=== What to do ===
Pick each line that has "packets" out of the records.

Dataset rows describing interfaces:
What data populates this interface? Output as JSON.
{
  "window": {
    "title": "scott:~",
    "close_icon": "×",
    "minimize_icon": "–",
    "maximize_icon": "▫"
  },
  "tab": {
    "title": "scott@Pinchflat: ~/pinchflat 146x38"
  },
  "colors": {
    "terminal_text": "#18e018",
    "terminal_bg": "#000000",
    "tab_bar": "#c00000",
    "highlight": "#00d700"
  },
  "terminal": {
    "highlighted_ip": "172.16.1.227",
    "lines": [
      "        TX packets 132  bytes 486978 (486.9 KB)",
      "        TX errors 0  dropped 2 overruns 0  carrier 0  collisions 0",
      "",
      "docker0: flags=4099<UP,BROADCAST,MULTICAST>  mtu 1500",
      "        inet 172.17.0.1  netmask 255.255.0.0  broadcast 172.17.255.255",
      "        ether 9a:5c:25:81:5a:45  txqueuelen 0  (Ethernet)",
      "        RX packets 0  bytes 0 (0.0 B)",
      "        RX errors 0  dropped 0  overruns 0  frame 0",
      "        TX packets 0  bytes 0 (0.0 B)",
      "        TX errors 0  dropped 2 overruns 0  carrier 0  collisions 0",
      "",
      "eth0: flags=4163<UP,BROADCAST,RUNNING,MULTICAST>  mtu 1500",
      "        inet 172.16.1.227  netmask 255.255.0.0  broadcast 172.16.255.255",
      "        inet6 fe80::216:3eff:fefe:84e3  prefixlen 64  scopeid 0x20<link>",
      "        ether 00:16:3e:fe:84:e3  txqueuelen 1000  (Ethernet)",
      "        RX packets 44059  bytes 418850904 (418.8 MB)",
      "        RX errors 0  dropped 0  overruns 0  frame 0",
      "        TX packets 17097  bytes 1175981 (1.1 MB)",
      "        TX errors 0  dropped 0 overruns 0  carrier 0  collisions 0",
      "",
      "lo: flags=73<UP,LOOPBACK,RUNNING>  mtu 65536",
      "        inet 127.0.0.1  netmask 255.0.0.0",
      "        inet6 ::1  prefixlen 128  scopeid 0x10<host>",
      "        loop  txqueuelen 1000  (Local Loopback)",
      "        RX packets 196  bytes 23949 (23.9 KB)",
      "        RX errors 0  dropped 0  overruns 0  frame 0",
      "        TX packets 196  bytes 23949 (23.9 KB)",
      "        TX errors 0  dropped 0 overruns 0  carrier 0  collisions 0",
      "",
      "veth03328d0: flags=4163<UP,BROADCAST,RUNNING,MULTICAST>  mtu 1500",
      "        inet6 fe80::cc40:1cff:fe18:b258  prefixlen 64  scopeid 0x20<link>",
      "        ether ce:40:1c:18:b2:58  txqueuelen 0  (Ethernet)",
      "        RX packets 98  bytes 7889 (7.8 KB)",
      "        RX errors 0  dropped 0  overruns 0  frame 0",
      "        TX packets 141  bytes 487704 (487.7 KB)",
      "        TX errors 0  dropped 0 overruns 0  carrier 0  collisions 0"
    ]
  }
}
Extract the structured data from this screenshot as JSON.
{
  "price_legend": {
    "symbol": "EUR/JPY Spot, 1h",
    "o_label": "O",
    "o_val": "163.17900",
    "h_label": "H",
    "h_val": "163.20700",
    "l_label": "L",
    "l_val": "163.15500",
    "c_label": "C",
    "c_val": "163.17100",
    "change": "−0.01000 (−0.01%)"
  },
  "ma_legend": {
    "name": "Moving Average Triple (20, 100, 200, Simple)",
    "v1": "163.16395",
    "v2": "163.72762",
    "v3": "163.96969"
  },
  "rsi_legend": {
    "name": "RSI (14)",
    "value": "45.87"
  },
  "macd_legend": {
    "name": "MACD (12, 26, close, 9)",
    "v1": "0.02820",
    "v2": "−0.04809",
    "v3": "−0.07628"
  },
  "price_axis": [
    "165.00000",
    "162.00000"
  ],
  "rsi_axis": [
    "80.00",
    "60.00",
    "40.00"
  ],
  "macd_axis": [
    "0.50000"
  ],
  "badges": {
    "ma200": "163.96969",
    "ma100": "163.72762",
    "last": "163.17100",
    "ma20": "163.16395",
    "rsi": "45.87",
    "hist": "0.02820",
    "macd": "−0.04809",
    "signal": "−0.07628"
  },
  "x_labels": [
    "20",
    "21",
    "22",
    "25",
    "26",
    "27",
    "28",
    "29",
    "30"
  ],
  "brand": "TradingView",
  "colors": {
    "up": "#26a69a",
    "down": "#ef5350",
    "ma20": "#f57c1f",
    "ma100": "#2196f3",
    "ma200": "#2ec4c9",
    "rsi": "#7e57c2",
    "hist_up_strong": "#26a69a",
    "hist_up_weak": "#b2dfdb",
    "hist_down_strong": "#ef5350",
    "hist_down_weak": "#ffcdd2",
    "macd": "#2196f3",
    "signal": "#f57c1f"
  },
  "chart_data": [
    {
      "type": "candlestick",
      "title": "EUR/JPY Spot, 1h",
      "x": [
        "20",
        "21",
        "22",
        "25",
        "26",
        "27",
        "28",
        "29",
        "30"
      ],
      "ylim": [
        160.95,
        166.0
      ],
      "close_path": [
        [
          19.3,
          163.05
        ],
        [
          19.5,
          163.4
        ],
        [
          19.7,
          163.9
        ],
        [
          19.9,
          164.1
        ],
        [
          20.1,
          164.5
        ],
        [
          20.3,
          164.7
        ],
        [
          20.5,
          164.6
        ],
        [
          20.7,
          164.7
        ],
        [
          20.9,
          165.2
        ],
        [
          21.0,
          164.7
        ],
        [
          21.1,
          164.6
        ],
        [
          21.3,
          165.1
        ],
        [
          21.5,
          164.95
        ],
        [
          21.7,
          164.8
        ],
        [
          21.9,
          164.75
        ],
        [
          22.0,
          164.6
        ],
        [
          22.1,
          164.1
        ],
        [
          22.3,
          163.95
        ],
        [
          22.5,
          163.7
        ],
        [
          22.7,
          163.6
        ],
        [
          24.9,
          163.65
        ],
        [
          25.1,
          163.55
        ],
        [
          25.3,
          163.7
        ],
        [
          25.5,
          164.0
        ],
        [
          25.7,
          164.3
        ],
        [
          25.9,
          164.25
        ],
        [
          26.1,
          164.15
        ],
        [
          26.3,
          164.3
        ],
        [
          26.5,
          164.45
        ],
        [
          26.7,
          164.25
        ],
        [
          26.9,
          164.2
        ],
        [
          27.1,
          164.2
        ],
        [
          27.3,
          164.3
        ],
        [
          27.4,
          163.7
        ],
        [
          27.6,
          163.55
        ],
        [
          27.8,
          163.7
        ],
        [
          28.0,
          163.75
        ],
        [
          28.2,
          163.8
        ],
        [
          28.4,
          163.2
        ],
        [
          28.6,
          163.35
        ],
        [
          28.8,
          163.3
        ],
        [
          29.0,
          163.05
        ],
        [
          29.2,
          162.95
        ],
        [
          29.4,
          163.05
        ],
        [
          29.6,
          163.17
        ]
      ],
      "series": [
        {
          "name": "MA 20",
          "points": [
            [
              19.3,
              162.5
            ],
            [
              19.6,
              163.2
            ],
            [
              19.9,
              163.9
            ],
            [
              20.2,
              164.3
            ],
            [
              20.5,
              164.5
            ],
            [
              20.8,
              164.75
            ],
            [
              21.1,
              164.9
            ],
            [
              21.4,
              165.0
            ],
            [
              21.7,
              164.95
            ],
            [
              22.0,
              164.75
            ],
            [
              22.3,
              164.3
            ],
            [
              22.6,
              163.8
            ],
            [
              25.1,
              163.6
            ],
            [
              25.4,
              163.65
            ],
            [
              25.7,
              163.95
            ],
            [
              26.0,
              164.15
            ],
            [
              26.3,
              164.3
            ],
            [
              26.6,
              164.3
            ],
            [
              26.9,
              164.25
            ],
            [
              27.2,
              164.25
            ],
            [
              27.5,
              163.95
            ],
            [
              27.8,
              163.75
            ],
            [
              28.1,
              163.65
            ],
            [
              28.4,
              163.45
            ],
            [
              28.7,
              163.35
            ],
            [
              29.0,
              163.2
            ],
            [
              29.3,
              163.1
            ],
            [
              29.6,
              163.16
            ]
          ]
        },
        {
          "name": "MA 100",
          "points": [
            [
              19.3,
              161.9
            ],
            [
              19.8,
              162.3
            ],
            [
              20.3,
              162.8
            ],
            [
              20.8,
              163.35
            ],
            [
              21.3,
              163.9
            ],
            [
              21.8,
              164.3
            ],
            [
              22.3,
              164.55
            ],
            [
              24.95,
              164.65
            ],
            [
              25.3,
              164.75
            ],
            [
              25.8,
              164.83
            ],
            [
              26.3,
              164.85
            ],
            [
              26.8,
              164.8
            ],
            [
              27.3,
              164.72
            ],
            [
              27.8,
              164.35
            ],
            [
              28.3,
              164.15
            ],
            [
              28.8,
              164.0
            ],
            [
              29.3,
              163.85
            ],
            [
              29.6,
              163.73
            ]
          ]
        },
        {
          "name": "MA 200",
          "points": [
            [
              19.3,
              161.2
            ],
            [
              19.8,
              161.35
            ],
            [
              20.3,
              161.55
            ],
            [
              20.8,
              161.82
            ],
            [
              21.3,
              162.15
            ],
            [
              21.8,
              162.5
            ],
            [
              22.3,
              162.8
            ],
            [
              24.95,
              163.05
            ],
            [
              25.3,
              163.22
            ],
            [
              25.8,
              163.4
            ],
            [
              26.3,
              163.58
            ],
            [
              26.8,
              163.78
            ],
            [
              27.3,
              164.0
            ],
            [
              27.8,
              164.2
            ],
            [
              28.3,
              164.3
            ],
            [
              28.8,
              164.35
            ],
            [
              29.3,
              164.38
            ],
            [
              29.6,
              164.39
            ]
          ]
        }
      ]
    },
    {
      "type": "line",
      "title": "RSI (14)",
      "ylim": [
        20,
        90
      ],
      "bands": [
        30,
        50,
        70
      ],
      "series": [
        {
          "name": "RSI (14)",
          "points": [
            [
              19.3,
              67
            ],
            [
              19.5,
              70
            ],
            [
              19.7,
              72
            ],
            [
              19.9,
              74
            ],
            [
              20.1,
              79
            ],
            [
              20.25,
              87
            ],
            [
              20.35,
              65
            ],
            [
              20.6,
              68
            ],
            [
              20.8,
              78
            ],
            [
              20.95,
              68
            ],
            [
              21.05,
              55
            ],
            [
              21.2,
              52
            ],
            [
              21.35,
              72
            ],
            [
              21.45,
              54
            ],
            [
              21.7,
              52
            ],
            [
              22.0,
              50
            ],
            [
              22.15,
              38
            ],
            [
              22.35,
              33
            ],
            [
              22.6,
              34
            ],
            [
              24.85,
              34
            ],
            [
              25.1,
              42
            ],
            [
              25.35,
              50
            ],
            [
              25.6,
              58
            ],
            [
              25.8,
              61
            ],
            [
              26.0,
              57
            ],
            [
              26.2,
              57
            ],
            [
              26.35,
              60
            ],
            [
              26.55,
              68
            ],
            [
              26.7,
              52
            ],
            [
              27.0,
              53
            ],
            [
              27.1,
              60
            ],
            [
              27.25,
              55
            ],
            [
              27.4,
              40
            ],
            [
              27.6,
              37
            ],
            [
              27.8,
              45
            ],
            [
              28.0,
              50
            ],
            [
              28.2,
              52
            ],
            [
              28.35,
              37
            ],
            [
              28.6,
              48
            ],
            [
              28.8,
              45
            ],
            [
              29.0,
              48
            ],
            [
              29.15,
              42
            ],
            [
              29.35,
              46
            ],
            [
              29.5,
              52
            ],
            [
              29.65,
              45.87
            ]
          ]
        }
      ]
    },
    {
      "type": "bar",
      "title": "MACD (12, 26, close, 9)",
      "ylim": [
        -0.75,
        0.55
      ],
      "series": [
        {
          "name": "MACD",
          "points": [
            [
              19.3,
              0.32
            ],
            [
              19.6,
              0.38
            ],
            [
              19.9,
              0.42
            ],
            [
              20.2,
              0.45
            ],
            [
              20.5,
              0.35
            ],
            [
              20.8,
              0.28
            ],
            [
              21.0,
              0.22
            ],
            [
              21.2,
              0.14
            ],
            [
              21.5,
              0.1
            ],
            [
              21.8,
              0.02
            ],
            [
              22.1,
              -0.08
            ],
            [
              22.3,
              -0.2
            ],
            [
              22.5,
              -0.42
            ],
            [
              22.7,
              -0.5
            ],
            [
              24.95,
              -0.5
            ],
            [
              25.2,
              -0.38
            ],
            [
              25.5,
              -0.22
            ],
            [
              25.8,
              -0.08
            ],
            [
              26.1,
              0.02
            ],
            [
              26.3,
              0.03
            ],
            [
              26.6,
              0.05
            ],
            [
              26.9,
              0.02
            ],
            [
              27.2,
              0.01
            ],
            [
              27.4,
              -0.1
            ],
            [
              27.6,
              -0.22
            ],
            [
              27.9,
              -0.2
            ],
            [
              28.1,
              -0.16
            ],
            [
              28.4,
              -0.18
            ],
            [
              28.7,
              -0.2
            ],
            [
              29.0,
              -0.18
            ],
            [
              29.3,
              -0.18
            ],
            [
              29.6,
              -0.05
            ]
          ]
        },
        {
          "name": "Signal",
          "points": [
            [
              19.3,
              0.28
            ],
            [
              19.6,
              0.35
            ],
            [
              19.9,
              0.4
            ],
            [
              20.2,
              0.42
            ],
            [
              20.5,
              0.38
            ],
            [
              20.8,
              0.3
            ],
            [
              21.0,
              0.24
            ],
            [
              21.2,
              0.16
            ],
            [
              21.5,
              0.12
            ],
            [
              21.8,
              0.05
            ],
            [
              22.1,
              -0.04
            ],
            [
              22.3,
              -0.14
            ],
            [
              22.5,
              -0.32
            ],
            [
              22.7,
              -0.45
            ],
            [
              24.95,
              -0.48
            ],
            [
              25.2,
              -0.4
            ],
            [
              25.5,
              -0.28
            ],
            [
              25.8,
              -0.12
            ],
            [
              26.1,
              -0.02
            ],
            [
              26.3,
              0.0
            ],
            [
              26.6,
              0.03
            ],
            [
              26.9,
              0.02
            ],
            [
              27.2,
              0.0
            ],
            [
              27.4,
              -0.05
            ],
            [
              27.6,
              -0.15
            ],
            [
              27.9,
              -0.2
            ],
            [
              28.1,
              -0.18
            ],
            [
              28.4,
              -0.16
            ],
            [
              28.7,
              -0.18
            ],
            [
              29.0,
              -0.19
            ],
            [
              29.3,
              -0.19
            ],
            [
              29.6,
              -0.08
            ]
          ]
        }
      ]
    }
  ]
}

=== Answer area ===
      "        TX packets 132  bytes 486978 (486.9 KB)",
      "        RX packets 0  bytes 0 (0.0 B)",
      "        TX packets 0  bytes 0 (0.0 B)",
      "        RX packets 44059  bytes 418850904 (418.8 MB)",
      "        TX packets 17097  bytes 1175981 (1.1 MB)",
      "        RX packets 196  bytes 23949 (23.9 KB)",
      "        TX packets 196  bytes 23949 (23.9 KB)",
      "        RX packets 98  bytes 7889 (7.8 KB)",
      "        TX packets 141  bytes 487704 (487.7 KB)",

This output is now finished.